# Data records

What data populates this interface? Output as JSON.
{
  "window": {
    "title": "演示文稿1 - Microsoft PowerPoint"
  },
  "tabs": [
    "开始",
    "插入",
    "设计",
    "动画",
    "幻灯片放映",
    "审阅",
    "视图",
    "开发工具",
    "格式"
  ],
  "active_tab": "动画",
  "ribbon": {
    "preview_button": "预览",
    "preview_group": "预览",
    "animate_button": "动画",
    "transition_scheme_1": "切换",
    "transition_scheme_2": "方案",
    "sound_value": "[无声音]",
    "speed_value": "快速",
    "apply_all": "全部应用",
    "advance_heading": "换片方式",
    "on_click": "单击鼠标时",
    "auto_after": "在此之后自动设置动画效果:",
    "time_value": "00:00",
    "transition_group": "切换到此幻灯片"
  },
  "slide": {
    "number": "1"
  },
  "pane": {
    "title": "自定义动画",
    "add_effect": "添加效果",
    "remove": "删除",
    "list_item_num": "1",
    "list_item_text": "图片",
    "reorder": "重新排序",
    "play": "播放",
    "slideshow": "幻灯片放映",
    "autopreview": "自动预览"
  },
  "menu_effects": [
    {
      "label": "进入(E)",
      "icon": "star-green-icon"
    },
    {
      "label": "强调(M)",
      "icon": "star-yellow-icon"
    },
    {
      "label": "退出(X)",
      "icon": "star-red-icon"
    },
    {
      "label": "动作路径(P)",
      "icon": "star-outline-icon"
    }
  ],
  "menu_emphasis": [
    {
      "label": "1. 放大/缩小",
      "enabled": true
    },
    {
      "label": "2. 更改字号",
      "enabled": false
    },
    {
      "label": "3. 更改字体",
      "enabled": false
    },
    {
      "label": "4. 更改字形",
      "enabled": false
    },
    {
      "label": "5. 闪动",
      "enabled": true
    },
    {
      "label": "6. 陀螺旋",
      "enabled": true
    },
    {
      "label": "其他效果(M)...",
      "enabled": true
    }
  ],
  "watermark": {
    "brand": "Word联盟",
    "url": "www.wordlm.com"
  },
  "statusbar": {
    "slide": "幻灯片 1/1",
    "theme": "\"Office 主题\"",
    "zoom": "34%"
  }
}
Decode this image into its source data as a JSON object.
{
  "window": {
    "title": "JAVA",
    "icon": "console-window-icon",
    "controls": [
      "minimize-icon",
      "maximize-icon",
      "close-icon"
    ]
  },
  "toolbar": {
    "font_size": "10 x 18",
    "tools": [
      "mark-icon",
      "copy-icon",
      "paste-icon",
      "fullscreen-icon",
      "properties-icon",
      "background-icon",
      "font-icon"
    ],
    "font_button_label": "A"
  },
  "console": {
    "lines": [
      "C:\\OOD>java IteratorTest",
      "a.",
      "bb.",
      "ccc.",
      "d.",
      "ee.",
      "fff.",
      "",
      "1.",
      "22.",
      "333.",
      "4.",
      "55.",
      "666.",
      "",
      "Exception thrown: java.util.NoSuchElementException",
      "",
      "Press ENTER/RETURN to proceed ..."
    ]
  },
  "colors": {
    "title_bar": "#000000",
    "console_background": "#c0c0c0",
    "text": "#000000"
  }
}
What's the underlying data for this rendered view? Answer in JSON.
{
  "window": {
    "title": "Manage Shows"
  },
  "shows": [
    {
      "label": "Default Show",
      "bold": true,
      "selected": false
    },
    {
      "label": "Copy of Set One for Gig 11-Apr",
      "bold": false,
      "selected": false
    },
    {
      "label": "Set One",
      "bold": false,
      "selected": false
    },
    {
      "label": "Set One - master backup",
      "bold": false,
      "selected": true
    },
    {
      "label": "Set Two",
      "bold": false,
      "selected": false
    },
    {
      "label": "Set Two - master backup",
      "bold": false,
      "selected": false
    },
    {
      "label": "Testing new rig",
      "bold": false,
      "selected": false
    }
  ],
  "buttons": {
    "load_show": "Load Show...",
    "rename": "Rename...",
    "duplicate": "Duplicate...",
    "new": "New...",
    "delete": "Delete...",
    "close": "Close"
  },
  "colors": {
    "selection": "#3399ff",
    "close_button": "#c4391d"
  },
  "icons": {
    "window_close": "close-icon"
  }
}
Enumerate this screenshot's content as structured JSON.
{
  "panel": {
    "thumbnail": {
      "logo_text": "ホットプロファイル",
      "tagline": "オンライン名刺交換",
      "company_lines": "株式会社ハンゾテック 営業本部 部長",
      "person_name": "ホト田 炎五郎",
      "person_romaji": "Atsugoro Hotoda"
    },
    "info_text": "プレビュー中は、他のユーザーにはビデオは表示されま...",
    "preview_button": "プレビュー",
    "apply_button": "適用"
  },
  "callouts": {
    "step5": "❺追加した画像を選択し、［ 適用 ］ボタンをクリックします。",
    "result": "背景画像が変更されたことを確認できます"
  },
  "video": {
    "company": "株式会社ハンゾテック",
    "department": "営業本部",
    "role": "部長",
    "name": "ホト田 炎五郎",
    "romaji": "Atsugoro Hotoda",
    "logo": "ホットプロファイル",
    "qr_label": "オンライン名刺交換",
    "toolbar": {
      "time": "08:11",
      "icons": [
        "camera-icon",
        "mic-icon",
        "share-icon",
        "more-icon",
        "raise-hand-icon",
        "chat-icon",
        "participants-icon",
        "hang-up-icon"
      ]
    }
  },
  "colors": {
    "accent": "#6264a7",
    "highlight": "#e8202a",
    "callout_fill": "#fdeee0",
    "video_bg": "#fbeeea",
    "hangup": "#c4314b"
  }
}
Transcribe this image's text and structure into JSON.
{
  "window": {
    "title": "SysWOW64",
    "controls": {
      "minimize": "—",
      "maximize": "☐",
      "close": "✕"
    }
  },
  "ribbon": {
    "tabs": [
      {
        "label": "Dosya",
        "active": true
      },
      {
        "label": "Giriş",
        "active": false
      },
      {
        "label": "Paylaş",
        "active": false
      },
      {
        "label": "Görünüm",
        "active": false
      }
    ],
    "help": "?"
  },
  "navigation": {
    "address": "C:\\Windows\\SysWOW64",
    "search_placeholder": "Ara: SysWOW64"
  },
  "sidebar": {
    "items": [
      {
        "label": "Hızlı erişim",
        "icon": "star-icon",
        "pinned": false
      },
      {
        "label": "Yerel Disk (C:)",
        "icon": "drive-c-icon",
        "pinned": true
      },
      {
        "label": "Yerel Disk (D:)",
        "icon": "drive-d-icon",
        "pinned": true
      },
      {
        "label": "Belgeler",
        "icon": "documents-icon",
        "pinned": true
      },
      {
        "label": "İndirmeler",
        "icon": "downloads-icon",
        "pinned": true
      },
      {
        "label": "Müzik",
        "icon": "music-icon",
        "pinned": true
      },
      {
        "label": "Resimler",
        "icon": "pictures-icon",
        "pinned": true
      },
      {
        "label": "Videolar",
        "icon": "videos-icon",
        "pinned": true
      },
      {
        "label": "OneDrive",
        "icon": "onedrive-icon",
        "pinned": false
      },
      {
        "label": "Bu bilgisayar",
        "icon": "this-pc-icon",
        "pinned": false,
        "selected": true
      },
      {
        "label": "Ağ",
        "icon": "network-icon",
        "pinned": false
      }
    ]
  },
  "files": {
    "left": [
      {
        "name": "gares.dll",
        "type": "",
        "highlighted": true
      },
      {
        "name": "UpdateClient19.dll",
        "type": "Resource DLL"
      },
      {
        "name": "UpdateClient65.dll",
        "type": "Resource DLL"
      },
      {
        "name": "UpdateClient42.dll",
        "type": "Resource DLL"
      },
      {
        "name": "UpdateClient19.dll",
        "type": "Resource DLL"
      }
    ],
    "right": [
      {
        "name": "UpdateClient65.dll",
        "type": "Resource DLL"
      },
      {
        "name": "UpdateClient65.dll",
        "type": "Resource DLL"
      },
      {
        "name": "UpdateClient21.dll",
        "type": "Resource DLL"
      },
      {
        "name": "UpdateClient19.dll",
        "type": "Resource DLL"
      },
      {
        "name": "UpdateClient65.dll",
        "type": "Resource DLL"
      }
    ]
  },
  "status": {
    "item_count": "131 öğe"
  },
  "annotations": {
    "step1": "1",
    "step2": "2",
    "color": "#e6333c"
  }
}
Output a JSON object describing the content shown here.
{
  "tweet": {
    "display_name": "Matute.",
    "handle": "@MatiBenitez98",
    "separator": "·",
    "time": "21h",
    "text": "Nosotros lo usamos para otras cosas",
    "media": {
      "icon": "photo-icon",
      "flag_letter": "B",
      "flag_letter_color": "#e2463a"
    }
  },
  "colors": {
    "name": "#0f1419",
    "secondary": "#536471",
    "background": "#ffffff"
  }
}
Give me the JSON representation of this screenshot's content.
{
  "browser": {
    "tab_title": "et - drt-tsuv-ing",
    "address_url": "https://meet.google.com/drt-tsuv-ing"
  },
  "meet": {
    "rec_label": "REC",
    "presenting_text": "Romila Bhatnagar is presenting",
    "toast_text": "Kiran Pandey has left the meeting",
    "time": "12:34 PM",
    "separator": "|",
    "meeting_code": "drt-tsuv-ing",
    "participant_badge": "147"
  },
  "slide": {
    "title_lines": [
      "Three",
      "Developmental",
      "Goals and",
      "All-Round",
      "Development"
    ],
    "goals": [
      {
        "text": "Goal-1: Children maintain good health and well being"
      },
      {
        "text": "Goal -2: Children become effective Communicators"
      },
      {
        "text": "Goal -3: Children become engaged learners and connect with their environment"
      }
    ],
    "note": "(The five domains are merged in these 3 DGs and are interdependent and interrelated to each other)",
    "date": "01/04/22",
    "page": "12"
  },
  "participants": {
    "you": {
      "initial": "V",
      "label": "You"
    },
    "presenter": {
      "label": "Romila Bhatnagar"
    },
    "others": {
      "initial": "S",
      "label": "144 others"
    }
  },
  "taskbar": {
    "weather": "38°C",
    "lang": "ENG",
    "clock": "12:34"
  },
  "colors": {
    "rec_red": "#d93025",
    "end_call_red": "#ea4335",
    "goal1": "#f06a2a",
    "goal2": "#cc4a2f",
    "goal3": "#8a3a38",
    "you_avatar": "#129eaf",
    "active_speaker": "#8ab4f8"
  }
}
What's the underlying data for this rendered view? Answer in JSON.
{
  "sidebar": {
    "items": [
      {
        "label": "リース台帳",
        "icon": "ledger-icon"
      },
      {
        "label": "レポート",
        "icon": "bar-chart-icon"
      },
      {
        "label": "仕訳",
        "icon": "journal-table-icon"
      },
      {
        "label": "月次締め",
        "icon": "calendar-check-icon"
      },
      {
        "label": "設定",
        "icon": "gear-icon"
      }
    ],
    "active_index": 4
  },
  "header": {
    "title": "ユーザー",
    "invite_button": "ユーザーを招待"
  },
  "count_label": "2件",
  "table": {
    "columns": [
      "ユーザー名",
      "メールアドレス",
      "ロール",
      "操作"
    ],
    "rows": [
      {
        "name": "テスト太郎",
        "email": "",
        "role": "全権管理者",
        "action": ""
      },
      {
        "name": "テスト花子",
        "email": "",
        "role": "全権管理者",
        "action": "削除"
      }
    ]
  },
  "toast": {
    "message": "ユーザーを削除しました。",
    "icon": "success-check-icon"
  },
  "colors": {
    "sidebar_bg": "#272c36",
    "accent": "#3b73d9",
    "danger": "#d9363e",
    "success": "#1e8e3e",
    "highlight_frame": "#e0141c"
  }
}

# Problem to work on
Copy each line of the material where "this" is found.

# Task result
What data populates this interface? Output as JSON.
Decode this image into its source data as a JSON object.
What's the underlying data for this rendered view? Answer in JSON.
Enumerate this screenshot's content as structured JSON.
Transcribe this image's text and structure into JSON.
        "icon": "this-pc-icon",
Give me the JSON representation of this screenshot's content.
What's the underlying data for this rendered view? Answer in JSON.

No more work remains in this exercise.